About the Book
With little time left and nothing to lose, a life is flashing before my eyes.
If it wasn’t for the photos, there wouldn’t be much remembered. A distillation leaving a limited set of key memories – family, close friends and favourite places.
But with so many photos snatched often erratically, my Life-Time gives a bigger picture and in a fourth dimension.
Born in Melbourne, Australia in 1949, my parents settled in Canberra three years later. The city was really just a town with Capital Pretensions then. Australia chose to build its capital city from scratch in the early 20th century. Its site was the compromise after a jealous spat between the two largest cities in the old British colonies when they federated to form the Australian nation. I had little affection for Canberra growing up but it was as unique as any other place on earth, I suppose. Its population was tiny by world city standards, but one almost
entirely made up of middle class, educated professionals. This conferred uniqueness, but could be described as boring. Unsurprisingly then, after schooling, university, first jobs and a first child, I departed to a wider world.
This book, the first in a series, focuses on what I saw before I left. GD
This is a large print (12x12in) version of the same book's 3rd edition (10x8in).

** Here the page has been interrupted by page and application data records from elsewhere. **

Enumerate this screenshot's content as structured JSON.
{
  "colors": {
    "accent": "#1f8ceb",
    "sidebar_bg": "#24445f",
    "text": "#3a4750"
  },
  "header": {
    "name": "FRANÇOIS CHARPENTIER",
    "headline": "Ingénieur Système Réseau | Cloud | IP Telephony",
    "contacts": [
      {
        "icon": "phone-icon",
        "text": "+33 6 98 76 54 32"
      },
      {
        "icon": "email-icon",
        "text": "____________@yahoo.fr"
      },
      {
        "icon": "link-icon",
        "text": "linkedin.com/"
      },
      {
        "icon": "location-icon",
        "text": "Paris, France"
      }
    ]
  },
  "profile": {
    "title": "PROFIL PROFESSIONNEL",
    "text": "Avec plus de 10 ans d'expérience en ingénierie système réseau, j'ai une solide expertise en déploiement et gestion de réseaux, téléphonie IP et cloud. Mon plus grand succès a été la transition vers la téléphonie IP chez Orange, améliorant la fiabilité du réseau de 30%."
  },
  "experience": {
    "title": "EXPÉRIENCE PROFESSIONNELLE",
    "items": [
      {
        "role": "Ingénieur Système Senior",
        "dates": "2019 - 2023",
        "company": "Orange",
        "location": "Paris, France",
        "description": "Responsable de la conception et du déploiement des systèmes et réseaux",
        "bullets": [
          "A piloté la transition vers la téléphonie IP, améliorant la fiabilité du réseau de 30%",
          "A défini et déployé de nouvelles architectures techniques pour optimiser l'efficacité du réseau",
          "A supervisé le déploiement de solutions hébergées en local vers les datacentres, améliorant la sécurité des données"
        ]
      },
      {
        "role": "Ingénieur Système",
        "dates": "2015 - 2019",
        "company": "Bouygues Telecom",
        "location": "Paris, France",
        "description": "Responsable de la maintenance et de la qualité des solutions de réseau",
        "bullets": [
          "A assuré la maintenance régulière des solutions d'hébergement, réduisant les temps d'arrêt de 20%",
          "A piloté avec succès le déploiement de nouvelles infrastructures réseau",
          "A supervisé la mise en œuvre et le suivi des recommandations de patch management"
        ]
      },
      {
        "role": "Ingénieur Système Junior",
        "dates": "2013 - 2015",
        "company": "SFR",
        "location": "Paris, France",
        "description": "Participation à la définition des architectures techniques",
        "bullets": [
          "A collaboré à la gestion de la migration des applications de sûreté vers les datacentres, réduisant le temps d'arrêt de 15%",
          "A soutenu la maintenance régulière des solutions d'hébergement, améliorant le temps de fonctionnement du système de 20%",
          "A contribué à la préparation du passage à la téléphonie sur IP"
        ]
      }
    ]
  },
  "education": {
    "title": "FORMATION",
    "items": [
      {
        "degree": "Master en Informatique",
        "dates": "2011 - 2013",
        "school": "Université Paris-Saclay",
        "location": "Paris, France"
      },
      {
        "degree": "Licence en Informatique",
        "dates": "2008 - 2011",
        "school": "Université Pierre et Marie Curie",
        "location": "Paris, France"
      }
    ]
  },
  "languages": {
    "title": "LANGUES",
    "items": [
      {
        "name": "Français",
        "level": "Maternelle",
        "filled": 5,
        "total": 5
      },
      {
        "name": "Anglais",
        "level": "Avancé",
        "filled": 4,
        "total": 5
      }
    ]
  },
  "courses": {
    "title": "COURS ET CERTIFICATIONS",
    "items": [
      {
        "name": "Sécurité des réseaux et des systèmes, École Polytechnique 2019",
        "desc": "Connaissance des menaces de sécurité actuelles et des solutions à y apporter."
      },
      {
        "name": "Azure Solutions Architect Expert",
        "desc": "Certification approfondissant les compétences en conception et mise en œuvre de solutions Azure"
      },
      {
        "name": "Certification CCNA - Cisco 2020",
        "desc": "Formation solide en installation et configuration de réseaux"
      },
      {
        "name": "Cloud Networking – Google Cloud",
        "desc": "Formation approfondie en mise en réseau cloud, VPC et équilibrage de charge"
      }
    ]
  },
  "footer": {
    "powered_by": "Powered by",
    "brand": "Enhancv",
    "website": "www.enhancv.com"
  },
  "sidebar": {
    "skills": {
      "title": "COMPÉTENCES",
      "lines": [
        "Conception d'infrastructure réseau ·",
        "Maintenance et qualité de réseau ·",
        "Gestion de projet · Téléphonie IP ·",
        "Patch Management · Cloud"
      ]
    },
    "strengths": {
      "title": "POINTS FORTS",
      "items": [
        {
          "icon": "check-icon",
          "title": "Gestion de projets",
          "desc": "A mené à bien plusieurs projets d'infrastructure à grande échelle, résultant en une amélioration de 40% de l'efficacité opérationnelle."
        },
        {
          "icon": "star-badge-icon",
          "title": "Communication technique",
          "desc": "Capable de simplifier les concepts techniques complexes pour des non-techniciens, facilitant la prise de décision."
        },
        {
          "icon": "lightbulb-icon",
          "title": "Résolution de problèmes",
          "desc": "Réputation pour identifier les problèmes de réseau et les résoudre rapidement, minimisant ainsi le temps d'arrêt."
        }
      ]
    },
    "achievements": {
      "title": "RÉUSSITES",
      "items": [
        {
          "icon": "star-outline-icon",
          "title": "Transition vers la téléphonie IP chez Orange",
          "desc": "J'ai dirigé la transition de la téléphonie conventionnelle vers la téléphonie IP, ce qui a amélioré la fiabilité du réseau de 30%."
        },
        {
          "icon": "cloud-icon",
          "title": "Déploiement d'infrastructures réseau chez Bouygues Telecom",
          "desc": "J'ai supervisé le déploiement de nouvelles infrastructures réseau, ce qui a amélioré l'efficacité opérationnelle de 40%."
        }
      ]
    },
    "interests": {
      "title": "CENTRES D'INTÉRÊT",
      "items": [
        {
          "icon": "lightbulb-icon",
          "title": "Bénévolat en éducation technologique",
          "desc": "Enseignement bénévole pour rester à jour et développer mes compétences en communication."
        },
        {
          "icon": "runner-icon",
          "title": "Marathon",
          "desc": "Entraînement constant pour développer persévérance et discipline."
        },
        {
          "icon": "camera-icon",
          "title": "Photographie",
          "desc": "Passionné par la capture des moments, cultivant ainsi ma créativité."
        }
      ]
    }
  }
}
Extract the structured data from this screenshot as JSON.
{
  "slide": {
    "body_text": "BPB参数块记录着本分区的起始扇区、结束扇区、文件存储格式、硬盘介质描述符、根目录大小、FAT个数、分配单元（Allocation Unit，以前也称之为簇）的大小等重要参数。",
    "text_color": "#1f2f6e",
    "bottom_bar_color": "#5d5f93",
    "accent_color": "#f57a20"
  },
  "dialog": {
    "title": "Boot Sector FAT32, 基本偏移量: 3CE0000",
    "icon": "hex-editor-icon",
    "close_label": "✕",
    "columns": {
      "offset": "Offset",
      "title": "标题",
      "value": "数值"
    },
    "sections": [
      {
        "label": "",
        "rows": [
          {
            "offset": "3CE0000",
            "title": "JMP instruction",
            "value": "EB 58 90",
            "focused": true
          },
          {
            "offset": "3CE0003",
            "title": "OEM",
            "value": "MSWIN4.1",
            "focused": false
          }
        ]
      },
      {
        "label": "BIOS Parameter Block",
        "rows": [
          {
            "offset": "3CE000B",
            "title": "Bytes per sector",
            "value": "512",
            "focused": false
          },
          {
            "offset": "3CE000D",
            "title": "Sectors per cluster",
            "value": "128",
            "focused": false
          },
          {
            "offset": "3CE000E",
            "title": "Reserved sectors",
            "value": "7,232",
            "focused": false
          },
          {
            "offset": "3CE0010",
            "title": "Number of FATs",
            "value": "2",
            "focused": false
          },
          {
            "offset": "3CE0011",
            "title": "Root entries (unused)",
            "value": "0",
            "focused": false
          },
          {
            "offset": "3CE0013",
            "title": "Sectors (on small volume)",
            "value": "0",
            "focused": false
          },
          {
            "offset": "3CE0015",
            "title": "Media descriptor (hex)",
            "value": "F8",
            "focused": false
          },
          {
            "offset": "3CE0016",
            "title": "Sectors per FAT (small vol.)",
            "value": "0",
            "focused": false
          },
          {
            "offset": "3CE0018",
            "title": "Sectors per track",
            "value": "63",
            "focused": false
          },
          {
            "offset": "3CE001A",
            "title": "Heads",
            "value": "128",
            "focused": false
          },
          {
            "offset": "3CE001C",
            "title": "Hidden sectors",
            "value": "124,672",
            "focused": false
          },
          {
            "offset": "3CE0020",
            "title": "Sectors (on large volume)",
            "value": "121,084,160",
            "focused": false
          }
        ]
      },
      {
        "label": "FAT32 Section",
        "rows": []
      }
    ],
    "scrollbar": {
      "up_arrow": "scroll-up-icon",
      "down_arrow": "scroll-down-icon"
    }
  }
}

“I have worked as a journalist and media consultant for most of my career. Although flirting briefly with aspects of professional photography, I decided on reflection, to reserve my photo energies for my own interests and work. “I took up photography in my late teens, in the late 1960s, working with 35mm SLR cameras. This was the same time the format began its domination of the photographic world. Since then I have maintained a permanent darkroom, working mostly in black & white. “In 2004, after watching the development of digital cameras for five years, I guessed the time was right to try the new medium. "What I have discovered since then has inspired me to share my experience with others who wish to challenge their visual potential through discovery in the new medium of digital photography. On the way there however, we will also reflect on the history and traditions of photography since its beginnings. “In my view photography, like all the arts, thrives in an envi